■ TASK TO COMPLETE:
Your task is to restate every entry below word for word and omit the images.

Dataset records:

══════════════════════════════

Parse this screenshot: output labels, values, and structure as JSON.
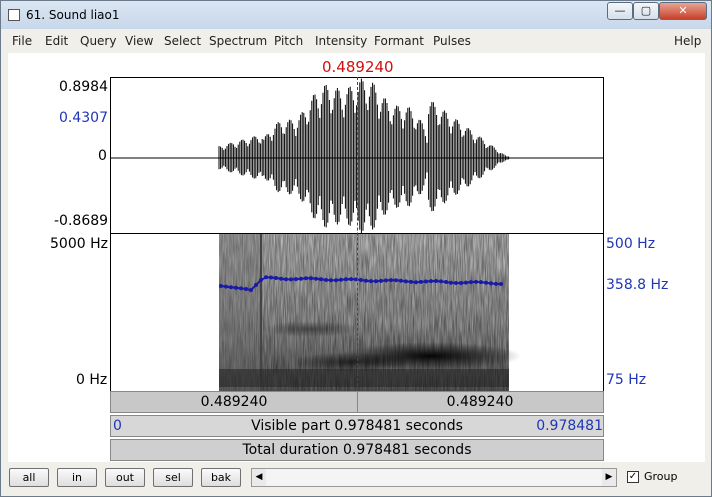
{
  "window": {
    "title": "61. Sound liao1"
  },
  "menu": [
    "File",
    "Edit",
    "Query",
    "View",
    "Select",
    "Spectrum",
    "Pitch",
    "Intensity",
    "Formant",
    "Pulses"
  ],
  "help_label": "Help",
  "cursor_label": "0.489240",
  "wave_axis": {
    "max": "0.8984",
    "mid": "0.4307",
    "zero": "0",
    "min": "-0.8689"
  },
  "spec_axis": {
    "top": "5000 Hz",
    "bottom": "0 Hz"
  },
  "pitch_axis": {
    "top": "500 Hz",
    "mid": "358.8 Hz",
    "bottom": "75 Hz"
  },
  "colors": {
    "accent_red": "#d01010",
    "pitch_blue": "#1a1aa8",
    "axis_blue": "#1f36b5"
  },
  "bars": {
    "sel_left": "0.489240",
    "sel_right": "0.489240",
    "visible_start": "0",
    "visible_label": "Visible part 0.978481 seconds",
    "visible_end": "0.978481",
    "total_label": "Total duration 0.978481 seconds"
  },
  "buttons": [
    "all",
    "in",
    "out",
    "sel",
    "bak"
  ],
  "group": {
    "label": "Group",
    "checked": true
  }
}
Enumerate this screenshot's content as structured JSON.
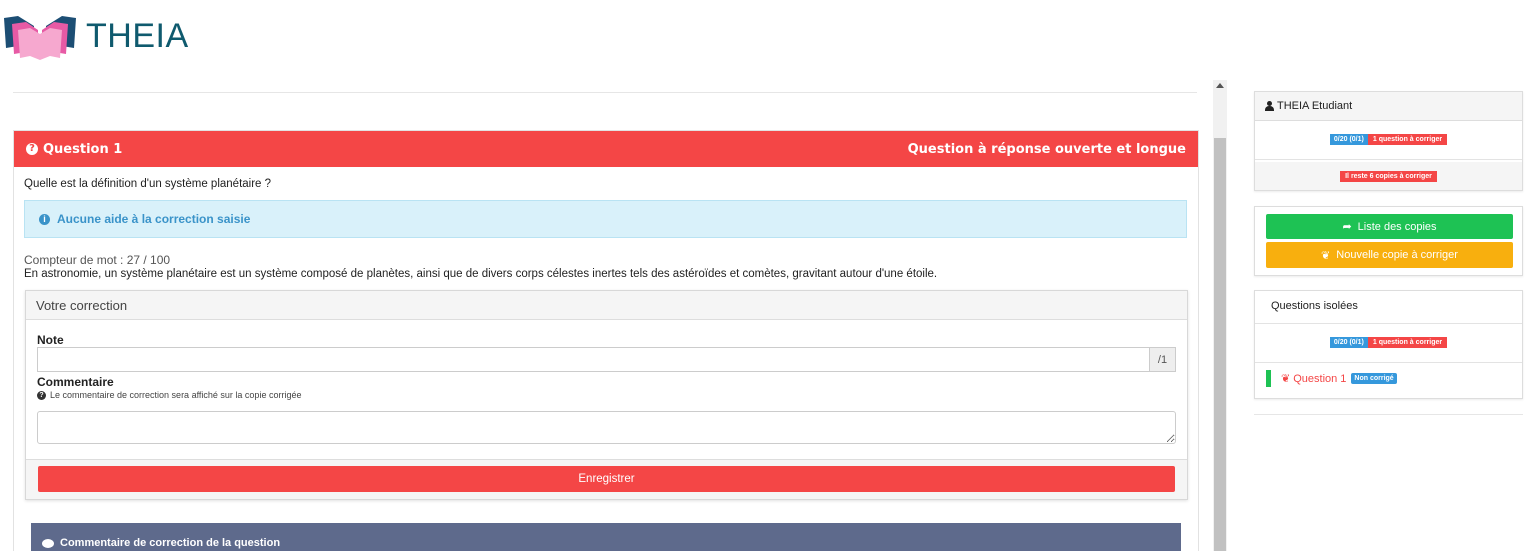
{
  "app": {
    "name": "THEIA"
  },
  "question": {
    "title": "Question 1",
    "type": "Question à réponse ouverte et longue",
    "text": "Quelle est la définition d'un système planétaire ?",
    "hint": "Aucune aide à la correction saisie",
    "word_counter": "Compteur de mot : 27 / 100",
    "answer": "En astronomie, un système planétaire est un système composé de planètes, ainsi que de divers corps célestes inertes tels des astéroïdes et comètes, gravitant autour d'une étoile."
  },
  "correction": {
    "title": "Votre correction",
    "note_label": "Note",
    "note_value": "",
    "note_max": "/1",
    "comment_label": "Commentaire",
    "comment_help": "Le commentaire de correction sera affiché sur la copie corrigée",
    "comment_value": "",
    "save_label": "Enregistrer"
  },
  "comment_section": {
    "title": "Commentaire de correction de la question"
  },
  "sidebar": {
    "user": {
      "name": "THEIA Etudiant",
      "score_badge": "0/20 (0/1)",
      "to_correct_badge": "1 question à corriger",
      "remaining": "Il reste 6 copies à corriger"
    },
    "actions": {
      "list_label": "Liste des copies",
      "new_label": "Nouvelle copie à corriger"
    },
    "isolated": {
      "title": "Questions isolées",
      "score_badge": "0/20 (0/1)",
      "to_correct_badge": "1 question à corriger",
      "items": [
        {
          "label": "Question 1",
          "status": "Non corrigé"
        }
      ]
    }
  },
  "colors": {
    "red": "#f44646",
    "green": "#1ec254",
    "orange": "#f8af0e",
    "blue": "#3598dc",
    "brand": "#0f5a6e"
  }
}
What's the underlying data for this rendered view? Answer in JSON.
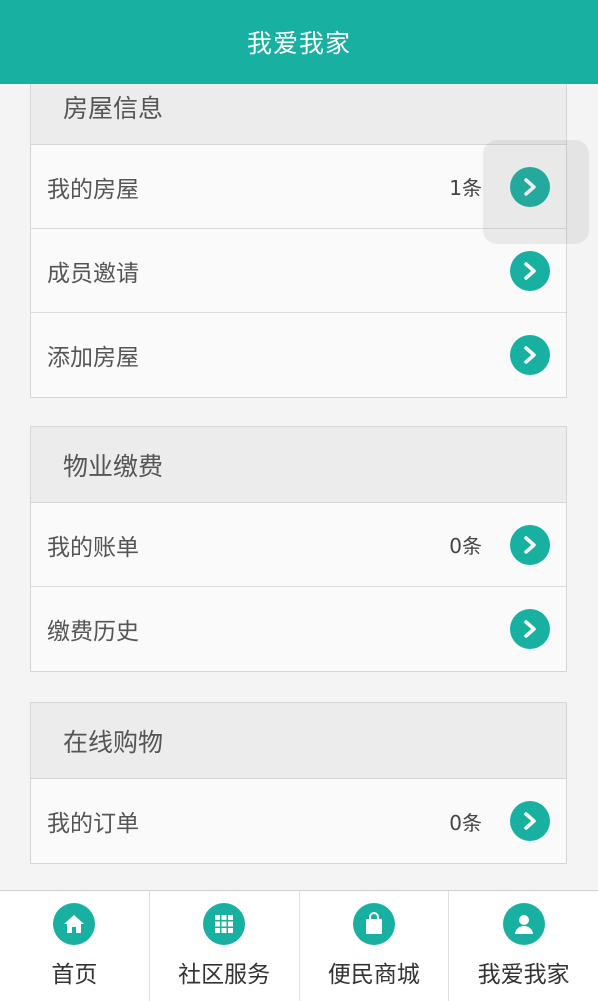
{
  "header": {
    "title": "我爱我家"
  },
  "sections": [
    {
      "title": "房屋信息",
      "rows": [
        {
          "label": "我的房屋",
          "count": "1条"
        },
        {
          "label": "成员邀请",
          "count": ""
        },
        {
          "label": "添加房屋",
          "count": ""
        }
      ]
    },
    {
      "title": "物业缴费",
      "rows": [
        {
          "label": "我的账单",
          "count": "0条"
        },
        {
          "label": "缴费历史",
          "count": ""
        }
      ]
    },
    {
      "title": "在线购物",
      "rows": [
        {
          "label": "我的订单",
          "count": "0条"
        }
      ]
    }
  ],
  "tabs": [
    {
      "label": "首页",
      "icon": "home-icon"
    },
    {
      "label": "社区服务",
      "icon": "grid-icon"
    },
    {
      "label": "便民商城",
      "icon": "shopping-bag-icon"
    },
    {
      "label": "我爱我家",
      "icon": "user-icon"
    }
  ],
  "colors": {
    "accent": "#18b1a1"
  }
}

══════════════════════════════

■ ANSWER TO THE EXERCISE:
Parse this screenshot: output labels, values, and structure as JSON.
{
  "window": {
    "title": "61. Sound liao1"
  },
  "menu": [
    "File",
    "Edit",
    "Query",
    "View",
    "Select",
    "Spectrum",
    "Pitch",
    "Intensity",
    "Formant",
    "Pulses"
  ],
  "help_label": "Help",
  "cursor_label": "0.489240",
  "wave_axis": {
    "max": "0.8984",
    "mid": "0.4307",
    "zero": "0",
    "min": "-0.8689"
  },
  "spec_axis": {
    "top": "5000 Hz",
    "bottom": "0 Hz"
  },
  "pitch_axis": {
    "top": "500 Hz",
    "mid": "358.8 Hz",
    "bottom": "75 Hz"
  },
  "colors": {
    "accent_red": "#d01010",
    "pitch_blue": "#1a1aa8",
    "axis_blue": "#1f36b5"
  },
  "bars": {
    "sel_left": "0.489240",
    "sel_right": "0.489240",
    "visible_start": "0",
    "visible_label": "Visible part 0.978481 seconds",
    "visible_end": "0.978481",
    "total_label": "Total duration 0.978481 seconds"
  },
  "buttons": [
    "all",
    "in",
    "out",
    "sel",
    "bak"
  ],
  "group": {
    "label": "Group",
    "checked": true
  }
}
Enumerate this screenshot's content as structured JSON.
{
  "app": {
    "name": "THEIA"
  },
  "question": {
    "title": "Question 1",
    "type": "Question à réponse ouverte et longue",
    "text": "Quelle est la définition d'un système planétaire ?",
    "hint": "Aucune aide à la correction saisie",
    "word_counter": "Compteur de mot : 27 / 100",
    "answer": "En astronomie, un système planétaire est un système composé de planètes, ainsi que de divers corps célestes inertes tels des astéroïdes et comètes, gravitant autour d'une étoile."
  },
  "correction": {
    "title": "Votre correction",
    "note_label": "Note",
    "note_value": "",
    "note_max": "/1",
    "comment_label": "Commentaire",
    "comment_help": "Le commentaire de correction sera affiché sur la copie corrigée",
    "comment_value": "",
    "save_label": "Enregistrer"
  },
  "comment_section": {
    "title": "Commentaire de correction de la question"
  },
  "sidebar": {
    "user": {
      "name": "THEIA Etudiant",
      "score_badge": "0/20 (0/1)",
      "to_correct_badge": "1 question à corriger",
      "remaining": "Il reste 6 copies à corriger"
    },
    "actions": {
      "list_label": "Liste des copies",
      "new_label": "Nouvelle copie à corriger"
    },
    "isolated": {
      "title": "Questions isolées",
      "score_badge": "0/20 (0/1)",
      "to_correct_badge": "1 question à corriger",
      "items": [
        {
          "label": "Question 1",
          "status": "Non corrigé"
        }
      ]
    }
  },
  "colors": {
    "red": "#f44646",
    "green": "#1ec254",
    "orange": "#f8af0e",
    "blue": "#3598dc",
    "brand": "#0f5a6e"
  }
}
What's the underlying data for this rendered view? Answer in JSON.
{
  "header": {
    "title": "我爱我家"
  },
  "sections": [
    {
      "title": "房屋信息",
      "rows": [
        {
          "label": "我的房屋",
          "count": "1条"
        },
        {
          "label": "成员邀请",
          "count": ""
        },
        {
          "label": "添加房屋",
          "count": ""
        }
      ]
    },
    {
      "title": "物业缴费",
      "rows": [
        {
          "label": "我的账单",
          "count": "0条"
        },
        {
          "label": "缴费历史",
          "count": ""
        }
      ]
    },
    {
      "title": "在线购物",
      "rows": [
        {
          "label": "我的订单",
          "count": "0条"
        }
      ]
    }
  ],
  "tabs": [
    {
      "label": "首页",
      "icon": "home-icon"
    },
    {
      "label": "社区服务",
      "icon": "grid-icon"
    },
    {
      "label": "便民商城",
      "icon": "shopping-bag-icon"
    },
    {
      "label": "我爱我家",
      "icon": "user-icon"
    }
  ],
  "colors": {
    "accent": "#18b1a1"
  }
}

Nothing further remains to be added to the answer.